*PROBLEM DESCRIPTION*: Since only the words are wanted, reproduce every entry exactly and leave the images behind.

Dataset rows describing interfaces:
──────────────────────────────
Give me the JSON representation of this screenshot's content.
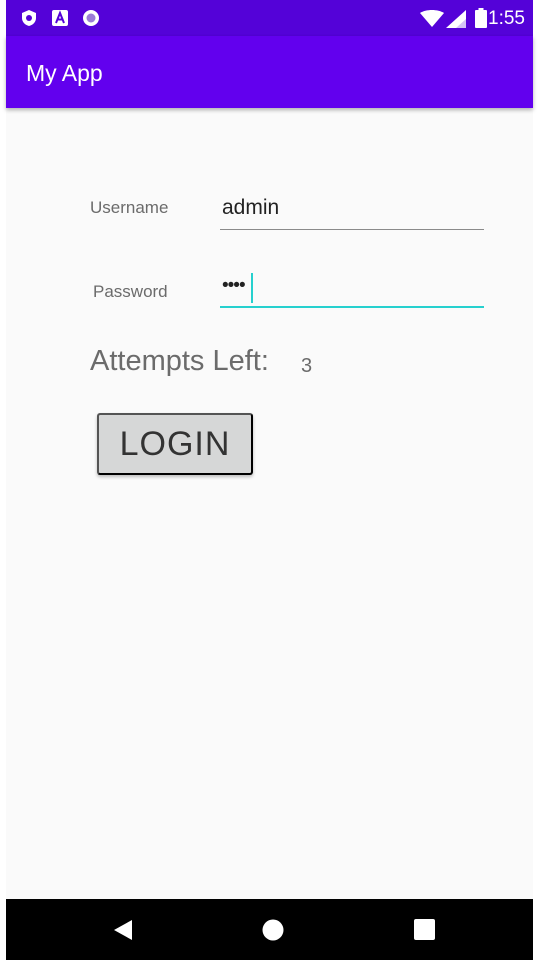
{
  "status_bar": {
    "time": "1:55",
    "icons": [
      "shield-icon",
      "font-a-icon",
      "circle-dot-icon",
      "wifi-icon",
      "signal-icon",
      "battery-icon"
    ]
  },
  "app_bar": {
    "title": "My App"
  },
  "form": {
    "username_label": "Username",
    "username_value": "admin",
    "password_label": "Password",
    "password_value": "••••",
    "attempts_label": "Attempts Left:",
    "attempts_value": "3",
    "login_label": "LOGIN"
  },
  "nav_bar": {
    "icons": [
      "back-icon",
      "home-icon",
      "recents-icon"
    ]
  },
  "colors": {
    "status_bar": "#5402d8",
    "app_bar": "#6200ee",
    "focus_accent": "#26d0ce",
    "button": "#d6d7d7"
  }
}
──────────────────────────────
*EXPECTED OUTPUT*:
Give me the JSON representation of this screenshot's content.
{
  "status_bar": {
    "time": "1:55",
    "icons": [
      "shield-icon",
      "font-a-icon",
      "circle-dot-icon",
      "wifi-icon",
      "signal-icon",
      "battery-icon"
    ]
  },
  "app_bar": {
    "title": "My App"
  },
  "form": {
    "username_label": "Username",
    "username_value": "admin",
    "password_label": "Password",
    "password_value": "••••",
    "attempts_label": "Attempts Left:",
    "attempts_value": "3",
    "login_label": "LOGIN"
  },
  "nav_bar": {
    "icons": [
      "back-icon",
      "home-icon",
      "recents-icon"
    ]
  },
  "colors": {
    "status_bar": "#5402d8",
    "app_bar": "#6200ee",
    "focus_accent": "#26d0ce",
    "button": "#d6d7d7"
  }
}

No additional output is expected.